The FDA granted approval to GSK's new shingles vaccine Shingrix on Friday, giving the company the green light on one of its important new products.

Analysts at Evalute Pharma puts Shingrix as the most valuable vaccine candidate in the industry's pipelines, forecasting sales of $1.12 billion by 2022.

The product is also one of GSK's most important new products across its business, and new chief executive Emma Walmsley has vowed to maximise its commercial returns once on the market.

Shingrix will now challenge Merck & Co.'s Zostavax, and is looking to displace it as the shingles vaccine of choice in the US and beyond.  However it must first gain recommendation from a key US vaccines committee.

The US Centers for Disease Control and Prevention's Advisory Committee on Immunization Practices (ACIP) is expected to vote on a recommendation for the use of Shingrix at its meeting on 25 October 2017.

GSK says following the FDA approval, it will await the recommendation from ACIP before launching the product in the US.

Key to Shingrix's success will be whether the US CDC decides to switch from its current use of Zostavax.
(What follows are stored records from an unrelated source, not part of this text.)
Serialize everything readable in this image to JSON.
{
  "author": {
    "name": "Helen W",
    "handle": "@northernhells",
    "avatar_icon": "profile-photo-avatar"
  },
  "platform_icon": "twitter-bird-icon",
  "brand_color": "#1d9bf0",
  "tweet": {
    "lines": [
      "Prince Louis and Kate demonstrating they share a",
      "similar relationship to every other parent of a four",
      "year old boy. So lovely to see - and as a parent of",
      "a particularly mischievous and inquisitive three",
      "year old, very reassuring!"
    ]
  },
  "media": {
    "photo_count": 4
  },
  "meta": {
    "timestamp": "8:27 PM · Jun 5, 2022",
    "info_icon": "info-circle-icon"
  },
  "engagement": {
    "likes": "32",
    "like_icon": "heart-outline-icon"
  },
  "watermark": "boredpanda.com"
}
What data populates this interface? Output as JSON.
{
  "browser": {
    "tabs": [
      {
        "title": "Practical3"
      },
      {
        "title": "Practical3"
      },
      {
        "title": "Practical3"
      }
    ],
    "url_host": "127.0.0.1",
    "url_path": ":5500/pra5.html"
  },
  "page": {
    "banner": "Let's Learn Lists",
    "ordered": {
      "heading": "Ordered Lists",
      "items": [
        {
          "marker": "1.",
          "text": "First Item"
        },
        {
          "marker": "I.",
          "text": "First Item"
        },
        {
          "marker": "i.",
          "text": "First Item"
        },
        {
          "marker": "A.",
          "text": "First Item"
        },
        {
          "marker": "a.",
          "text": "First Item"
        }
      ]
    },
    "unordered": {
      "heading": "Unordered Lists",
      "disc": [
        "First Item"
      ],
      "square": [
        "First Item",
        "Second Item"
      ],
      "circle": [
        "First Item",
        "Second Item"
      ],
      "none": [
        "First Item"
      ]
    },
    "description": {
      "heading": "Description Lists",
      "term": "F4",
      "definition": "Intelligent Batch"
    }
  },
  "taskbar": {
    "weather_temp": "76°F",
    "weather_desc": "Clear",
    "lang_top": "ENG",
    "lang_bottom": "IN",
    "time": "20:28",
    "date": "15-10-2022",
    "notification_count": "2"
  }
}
CDC officials have indicated it will make the switch, but will await GSK's final price and cost effectiveness data.

A recent study found GSK's product could protect older adults who had already received Zostavax, the effects of which are known to diminish over time.

GSK has a head to head study between Zostavax and Shingrix already underway, which is due to be completed in December 2019.

A non-live, recombinant vaccine given intramuscularly in two doses, Zostavax (Zoster Vaccine Recombinant, Adjuvanted) is licensed for the prevention of shingles (herpes zoster) in adults aged 50 years and older.

[caption id="attachment_32992" align="alignnone" width="320"] Dr. Thomas Breuer[/caption]

Dr. Thomas Breuer, senior vice president and chief medical officer of GSK Vaccines said: “Shingrix represents a significant scientific advancement in the field of vaccinology. The vaccine has shown over 90% efficacy across all age groups in the prevention of shingles, a painful and potentially serious disease that affects 1 in 3 people in the United States. The risk and severity of shingles increases with age as the immune system loses the ability to mount a strong and effective response to infection. Shingrix was developed specifically to overcome the age-related decline in immunity.”

Approval of Shingrix is based on a phase 3 clinical trial programme evaluating its efficacy, safety and immunogenicity in more than 38,000 people. In a pooled analysis of these studies, Shingrix demonstrated efficacy against shingles greater than 90% across all age groups, as well as sustained efficacy over a follow-up period of 4 years.

By preventing shingles, Shingrix could also cut cases of postherpetic neuralgia (PHN), a form of chronic nerve pain and the most common complication associated with shingles.

Luc Debruyne, President of Global Vaccines at GSK said: “We believe Shingrix will provide confidence in the protection one can expect from a shingles vaccine. GSK is committed to partnering with the public health and medical community to help address the gaps in vaccine coverage among adults that persist in the United States.”

On 13 October 2017, Shingrix was approved in Canada for the prevention of shingles (herpes zoster) in people aged 50 years or older. GSK is also awaiting regulatory decisions in European Union, Australia and Japan.